In the old Dr. Faustus story, a young scholar bargains away his soul to the devil for promises of obtaining almost anything he wants.
The American media has done much the same thing with the Obama administration. In return for empowering a fellow liberal, the press gave up its traditional adversarial relationship with the president.
But after five years of basking in a shared progressive agenda, the tab for such ecstasy has come due, and now the media is lamenting that it has lost its soul.
At first, the loss of independence seemed like a minor sacrifice. In 2008, MSNBC’s Chris Matthews sounded almost titillated by an Obama speech, exclaiming, “My, I felt this thrill going up my leg.” Earlier, New York Times columnist David Brooks had fixated on Obama’s leg rather than his own: “I was looking at his pant leg and his perfectly creased pant, and I’m thinking, a) he’s going to be president, and b) he’ll be a very good president.”

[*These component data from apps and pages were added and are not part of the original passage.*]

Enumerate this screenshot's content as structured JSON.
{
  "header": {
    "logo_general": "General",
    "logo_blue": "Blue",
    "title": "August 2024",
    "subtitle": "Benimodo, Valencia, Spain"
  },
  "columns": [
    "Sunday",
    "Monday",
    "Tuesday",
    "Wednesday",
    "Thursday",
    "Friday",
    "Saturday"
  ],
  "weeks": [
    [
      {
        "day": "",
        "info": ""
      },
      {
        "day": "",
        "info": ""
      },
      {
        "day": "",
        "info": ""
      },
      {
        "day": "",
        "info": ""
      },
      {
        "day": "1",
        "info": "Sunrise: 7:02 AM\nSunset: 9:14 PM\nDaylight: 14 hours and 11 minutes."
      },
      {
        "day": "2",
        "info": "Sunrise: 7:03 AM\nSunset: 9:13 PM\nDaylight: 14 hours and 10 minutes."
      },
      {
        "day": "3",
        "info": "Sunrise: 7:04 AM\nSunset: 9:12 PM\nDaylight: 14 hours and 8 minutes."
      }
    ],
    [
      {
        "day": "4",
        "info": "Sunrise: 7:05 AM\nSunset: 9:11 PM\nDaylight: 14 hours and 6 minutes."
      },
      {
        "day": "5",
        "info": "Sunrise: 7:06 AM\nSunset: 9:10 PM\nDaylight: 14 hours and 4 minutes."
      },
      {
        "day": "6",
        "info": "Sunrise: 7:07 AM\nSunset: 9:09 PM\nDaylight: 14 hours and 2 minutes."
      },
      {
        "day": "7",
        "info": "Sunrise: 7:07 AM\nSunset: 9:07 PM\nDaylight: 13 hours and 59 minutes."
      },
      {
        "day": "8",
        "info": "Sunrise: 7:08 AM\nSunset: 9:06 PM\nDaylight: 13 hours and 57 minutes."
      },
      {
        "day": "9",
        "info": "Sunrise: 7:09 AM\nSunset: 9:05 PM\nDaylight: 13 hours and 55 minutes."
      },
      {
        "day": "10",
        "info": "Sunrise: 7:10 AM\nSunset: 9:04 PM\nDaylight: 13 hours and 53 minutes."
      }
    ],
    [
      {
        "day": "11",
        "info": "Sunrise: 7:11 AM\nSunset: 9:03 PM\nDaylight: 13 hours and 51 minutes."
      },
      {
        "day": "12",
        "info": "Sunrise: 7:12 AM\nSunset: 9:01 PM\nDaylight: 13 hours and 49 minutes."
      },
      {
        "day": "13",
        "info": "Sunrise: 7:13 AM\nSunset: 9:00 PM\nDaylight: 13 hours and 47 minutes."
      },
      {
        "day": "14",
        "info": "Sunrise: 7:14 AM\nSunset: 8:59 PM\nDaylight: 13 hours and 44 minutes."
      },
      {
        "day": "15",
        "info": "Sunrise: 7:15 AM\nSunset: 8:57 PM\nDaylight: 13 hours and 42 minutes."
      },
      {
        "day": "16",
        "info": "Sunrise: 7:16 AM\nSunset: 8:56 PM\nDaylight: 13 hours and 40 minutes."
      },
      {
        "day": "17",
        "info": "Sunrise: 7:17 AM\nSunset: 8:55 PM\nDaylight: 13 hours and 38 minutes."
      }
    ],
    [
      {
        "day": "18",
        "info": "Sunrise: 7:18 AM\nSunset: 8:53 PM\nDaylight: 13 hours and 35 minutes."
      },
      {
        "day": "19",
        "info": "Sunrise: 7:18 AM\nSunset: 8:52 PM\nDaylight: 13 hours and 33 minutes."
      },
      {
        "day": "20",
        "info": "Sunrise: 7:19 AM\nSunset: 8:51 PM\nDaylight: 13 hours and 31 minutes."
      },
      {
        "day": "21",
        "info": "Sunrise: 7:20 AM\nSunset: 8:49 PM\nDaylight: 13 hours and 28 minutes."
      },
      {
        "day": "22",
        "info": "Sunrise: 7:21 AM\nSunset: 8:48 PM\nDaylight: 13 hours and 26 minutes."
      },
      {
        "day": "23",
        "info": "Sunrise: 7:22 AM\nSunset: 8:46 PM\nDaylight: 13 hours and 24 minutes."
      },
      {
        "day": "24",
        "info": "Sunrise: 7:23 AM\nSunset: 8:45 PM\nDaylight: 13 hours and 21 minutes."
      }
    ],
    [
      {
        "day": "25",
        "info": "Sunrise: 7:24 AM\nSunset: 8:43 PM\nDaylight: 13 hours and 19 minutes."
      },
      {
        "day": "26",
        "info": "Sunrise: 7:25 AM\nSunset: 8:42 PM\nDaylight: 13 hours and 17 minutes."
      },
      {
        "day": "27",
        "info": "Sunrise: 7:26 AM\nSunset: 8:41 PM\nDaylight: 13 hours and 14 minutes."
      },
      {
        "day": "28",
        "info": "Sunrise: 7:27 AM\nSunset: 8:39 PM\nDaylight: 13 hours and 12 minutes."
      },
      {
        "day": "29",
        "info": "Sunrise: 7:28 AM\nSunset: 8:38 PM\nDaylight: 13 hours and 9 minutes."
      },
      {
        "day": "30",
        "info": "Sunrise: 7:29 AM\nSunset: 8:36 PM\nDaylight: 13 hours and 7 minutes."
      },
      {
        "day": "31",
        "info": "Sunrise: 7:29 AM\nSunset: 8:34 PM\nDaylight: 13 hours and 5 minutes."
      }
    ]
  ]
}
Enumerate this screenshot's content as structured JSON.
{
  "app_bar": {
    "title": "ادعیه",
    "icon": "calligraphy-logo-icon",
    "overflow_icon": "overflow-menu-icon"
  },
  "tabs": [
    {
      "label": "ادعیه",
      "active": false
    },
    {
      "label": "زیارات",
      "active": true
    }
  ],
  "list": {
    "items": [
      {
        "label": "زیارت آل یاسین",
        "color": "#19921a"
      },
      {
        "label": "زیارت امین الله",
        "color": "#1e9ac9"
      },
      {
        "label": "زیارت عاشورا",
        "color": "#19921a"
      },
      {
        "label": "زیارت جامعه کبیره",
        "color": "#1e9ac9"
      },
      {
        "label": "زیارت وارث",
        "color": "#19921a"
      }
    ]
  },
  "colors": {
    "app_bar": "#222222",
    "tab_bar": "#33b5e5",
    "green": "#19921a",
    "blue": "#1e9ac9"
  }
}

For worshiper and former Newsweek editor Evan Thomas, Obama was divine: “Obama’s standing above the country, above the world, he’s sort of God.” TV pundit and presidential historian Michael Beschloss ranked the newly elected Barack Obama as “the smartest guy ever to become president.”